Items from an interface collection
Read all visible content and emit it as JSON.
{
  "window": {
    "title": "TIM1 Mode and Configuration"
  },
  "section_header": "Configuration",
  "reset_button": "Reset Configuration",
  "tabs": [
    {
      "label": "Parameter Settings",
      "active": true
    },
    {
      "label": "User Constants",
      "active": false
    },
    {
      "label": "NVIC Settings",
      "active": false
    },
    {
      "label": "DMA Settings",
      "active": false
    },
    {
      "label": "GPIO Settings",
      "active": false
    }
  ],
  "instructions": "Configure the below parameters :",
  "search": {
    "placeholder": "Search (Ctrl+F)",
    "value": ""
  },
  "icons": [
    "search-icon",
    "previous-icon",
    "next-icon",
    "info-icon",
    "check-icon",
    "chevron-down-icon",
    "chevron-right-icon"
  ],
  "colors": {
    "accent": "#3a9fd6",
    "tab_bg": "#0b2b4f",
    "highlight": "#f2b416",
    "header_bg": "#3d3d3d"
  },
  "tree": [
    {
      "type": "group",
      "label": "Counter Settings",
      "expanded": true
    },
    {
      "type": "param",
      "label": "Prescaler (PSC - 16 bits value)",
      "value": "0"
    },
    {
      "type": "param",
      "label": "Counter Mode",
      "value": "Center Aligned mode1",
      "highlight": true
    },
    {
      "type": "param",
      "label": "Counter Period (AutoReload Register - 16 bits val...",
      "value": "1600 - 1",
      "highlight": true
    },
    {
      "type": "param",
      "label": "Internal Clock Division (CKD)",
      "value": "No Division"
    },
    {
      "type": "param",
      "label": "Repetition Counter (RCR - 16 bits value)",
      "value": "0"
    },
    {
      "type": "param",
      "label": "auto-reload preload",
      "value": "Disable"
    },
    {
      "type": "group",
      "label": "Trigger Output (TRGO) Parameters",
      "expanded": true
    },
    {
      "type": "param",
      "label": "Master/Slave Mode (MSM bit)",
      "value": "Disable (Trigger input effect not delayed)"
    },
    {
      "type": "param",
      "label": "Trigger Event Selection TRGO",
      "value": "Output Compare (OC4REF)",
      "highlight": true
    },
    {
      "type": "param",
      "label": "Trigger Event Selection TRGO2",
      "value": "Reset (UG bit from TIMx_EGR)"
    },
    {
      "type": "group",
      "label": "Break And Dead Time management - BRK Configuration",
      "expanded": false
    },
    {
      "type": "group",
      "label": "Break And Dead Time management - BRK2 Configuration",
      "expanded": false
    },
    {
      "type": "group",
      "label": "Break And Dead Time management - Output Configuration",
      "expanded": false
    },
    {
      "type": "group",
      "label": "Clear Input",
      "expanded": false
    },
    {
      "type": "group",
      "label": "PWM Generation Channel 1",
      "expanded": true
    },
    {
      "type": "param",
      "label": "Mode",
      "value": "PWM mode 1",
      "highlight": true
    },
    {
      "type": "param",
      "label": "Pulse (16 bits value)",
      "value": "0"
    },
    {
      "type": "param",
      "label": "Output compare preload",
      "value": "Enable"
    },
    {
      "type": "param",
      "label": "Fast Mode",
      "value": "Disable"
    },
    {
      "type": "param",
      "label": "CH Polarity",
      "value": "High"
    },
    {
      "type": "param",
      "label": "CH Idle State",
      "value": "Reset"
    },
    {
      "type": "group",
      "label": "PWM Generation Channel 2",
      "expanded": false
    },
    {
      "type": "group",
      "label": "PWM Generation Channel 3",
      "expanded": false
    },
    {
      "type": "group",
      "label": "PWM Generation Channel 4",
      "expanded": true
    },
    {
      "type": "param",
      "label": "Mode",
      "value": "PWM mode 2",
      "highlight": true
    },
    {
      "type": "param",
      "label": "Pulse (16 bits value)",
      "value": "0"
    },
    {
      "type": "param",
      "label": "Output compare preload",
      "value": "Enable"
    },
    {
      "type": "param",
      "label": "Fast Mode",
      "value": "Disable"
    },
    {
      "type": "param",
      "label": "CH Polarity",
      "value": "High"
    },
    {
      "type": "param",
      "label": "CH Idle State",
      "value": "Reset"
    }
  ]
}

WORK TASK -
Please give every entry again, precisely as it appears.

ANSWER SPACE -
Read all visible content and emit it as JSON.
{
  "window": {
    "title": "TIM1 Mode and Configuration"
  },
  "section_header": "Configuration",
  "reset_button": "Reset Configuration",
  "tabs": [
    {
      "label": "Parameter Settings",
      "active": true
    },
    {
      "label": "User Constants",
      "active": false
    },
    {
      "label": "NVIC Settings",
      "active": false
    },
    {
      "label": "DMA Settings",
      "active": false
    },
    {
      "label": "GPIO Settings",
      "active": false
    }
  ],
  "instructions": "Configure the below parameters :",
  "search": {
    "placeholder": "Search (Ctrl+F)",
    "value": ""
  },
  "icons": [
    "search-icon",
    "previous-icon",
    "next-icon",
    "info-icon",
    "check-icon",
    "chevron-down-icon",
    "chevron-right-icon"
  ],
  "colors": {
    "accent": "#3a9fd6",
    "tab_bg": "#0b2b4f",
    "highlight": "#f2b416",
    "header_bg": "#3d3d3d"
  },
  "tree": [
    {
      "type": "group",
      "label": "Counter Settings",
      "expanded": true
    },
    {
      "type": "param",
      "label": "Prescaler (PSC - 16 bits value)",
      "value": "0"
    },
    {
      "type": "param",
      "label": "Counter Mode",
      "value": "Center Aligned mode1",
      "highlight": true
    },
    {
      "type": "param",
      "label": "Counter Period (AutoReload Register - 16 bits val...",
      "value": "1600 - 1",
      "highlight": true
    },
    {
      "type": "param",
      "label": "Internal Clock Division (CKD)",
      "value": "No Division"
    },
    {
      "type": "param",
      "label": "Repetition Counter (RCR - 16 bits value)",
      "value": "0"
    },
    {
      "type": "param",
      "label": "auto-reload preload",
      "value": "Disable"
    },
    {
      "type": "group",
      "label": "Trigger Output (TRGO) Parameters",
      "expanded": true
    },
    {
      "type": "param",
      "label": "Master/Slave Mode (MSM bit)",
      "value": "Disable (Trigger input effect not delayed)"
    },
    {
      "type": "param",
      "label": "Trigger Event Selection TRGO",
      "value": "Output Compare (OC4REF)",
      "highlight": true
    },
    {
      "type": "param",
      "label": "Trigger Event Selection TRGO2",
      "value": "Reset (UG bit from TIMx_EGR)"
    },
    {
      "type": "group",
      "label": "Break And Dead Time management - BRK Configuration",
      "expanded": false
    },
    {
      "type": "group",
      "label": "Break And Dead Time management - BRK2 Configuration",
      "expanded": false
    },
    {
      "type": "group",
      "label": "Break And Dead Time management - Output Configuration",
      "expanded": false
    },
    {
      "type": "group",
      "label": "Clear Input",
      "expanded": false
    },
    {
      "type": "group",
      "label": "PWM Generation Channel 1",
      "expanded": true
    },
    {
      "type": "param",
      "label": "Mode",
      "value": "PWM mode 1",
      "highlight": true
    },
    {
      "type": "param",
      "label": "Pulse (16 bits value)",
      "value": "0"
    },
    {
      "type": "param",
      "label": "Output compare preload",
      "value": "Enable"
    },
    {
      "type": "param",
      "label": "Fast Mode",
      "value": "Disable"
    },
    {
      "type": "param",
      "label": "CH Polarity",
      "value": "High"
    },
    {
      "type": "param",
      "label": "CH Idle State",
      "value": "Reset"
    },
    {
      "type": "group",
      "label": "PWM Generation Channel 2",
      "expanded": false
    },
    {
      "type": "group",
      "label": "PWM Generation Channel 3",
      "expanded": false
    },
    {
      "type": "group",
      "label": "PWM Generation Channel 4",
      "expanded": true
    },
    {
      "type": "param",
      "label": "Mode",
      "value": "PWM mode 2",
      "highlight": true
    },
    {
      "type": "param",
      "label": "Pulse (16 bits value)",
      "value": "0"
    },
    {
      "type": "param",
      "label": "Output compare preload",
      "value": "Enable"
    },
    {
      "type": "param",
      "label": "Fast Mode",
      "value": "Disable"
    },
    {
      "type": "param",
      "label": "CH Polarity",
      "value": "High"
    },
    {
      "type": "param",
      "label": "CH Idle State",
      "value": "Reset"
    }
  ]
}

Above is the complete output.